Requiring a high school diploma may in some circumstances be considered a violation of the Americans with Disabilities Act, according to guidance released by the The U.S. Equal Employment Opportunity Commission, according to the latest issue of the Legs and Regs Advisor, produced by Staffing Industry Analysts and the law firm Little Mendelson. According to the Advisor, the EEOC recently posted a Q&A on its website to clarify when an employer potentially violates the Americans with Disabilities Act by requiring employees to have a high school diploma.
Requiring a diploma is not in itself a violation. However, according to the EEOC, if that requirement screens out someone “who is unable to graduate because of a learning disability that meets the ADA’s definition of “disability,” the employer may not apply the standard unless it can demonstrate that the diploma requirement is job-related and consistent with business necessity.” While employers may continue to require high school diplomas, they may have to allow individuals who claim to have a learning disability that prevents them from earning a diploma “to demonstrate qualification for the job in some other way.”
Even if the diploma requirement is job-related and consistent with business necessity, employers may still have to determine whether a particular applicant whose learning disability prevents him from meeting the requirement can perform the essential functions of the job, with or without a reasonable accommodation.
Notably, the guidance provides that the ADA “only protects someone whose disability makes it impossible for him or her to get a diploma” and “it would not protect someone who simply decided not to get a high school diploma.” Accordingly, an employer would be permitted to require applicants to prove that they have the alleged disability and that the disability prevented them from meeting the high school diploma requirement.
Employers should carefully review positions that require a high school diploma to ensure that the requirement is job related. Likewise, employers should ensure that they do not reject an applicant who failed to obtain a diploma based on a learning disability.
Also covered in this month’s issue of the Legs and Regs Advisor, which is available to corporate members of Staffing Industry Analysts:
- California court finds staffing firm’s arbitration agreement unenforceable

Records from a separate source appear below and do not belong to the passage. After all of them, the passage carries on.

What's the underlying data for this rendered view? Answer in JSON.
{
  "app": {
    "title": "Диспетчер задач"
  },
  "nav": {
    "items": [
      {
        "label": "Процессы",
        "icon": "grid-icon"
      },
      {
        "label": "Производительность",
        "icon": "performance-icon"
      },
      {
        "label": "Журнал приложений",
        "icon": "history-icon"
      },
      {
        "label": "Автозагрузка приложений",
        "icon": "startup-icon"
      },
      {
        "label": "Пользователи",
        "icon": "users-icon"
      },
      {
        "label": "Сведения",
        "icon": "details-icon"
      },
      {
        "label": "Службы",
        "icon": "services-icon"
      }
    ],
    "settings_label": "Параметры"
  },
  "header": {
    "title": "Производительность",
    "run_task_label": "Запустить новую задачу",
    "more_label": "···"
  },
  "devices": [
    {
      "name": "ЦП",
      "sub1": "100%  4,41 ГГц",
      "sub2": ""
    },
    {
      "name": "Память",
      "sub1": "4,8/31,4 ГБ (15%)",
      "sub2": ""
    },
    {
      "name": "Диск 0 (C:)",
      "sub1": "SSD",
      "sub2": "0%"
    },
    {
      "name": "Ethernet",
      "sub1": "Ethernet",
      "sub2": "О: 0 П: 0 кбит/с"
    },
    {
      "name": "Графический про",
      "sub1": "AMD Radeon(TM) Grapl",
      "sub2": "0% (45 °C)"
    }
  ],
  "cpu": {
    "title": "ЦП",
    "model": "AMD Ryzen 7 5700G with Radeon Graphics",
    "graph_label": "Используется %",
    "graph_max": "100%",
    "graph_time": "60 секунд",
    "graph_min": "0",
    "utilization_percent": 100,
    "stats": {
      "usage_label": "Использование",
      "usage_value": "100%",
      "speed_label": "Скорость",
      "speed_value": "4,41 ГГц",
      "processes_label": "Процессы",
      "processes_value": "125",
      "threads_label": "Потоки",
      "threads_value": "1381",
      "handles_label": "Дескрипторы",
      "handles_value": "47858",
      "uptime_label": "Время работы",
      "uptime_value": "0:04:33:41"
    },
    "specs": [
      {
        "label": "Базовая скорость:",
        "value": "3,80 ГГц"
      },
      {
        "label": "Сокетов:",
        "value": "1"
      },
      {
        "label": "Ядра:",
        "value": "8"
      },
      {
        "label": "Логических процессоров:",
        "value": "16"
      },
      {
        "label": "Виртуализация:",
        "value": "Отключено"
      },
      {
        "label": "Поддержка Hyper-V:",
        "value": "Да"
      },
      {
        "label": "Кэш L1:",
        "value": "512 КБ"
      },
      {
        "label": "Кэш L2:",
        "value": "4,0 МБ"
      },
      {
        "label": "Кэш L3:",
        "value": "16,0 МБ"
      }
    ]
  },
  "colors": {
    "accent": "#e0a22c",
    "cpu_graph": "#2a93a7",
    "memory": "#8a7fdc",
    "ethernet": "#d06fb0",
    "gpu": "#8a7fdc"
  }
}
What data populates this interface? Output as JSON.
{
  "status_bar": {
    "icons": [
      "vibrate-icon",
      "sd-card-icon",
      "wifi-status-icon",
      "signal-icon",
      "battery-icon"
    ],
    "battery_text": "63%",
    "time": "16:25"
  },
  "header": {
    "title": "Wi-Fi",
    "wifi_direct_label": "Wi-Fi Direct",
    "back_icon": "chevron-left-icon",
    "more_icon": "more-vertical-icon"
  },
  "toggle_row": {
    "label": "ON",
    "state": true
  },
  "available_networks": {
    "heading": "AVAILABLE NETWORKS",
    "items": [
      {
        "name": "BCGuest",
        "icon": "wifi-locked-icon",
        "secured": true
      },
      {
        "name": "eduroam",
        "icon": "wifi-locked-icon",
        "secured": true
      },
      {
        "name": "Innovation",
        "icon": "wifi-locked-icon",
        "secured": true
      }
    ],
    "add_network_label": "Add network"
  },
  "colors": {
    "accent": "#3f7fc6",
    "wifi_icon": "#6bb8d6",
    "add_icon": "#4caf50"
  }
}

- California recruiters exempt as commissioned employees
- Louisiana partners with U.S. Department of Labor to combat misclassification
- PEO/related entities lawfully separate under Colorado tax law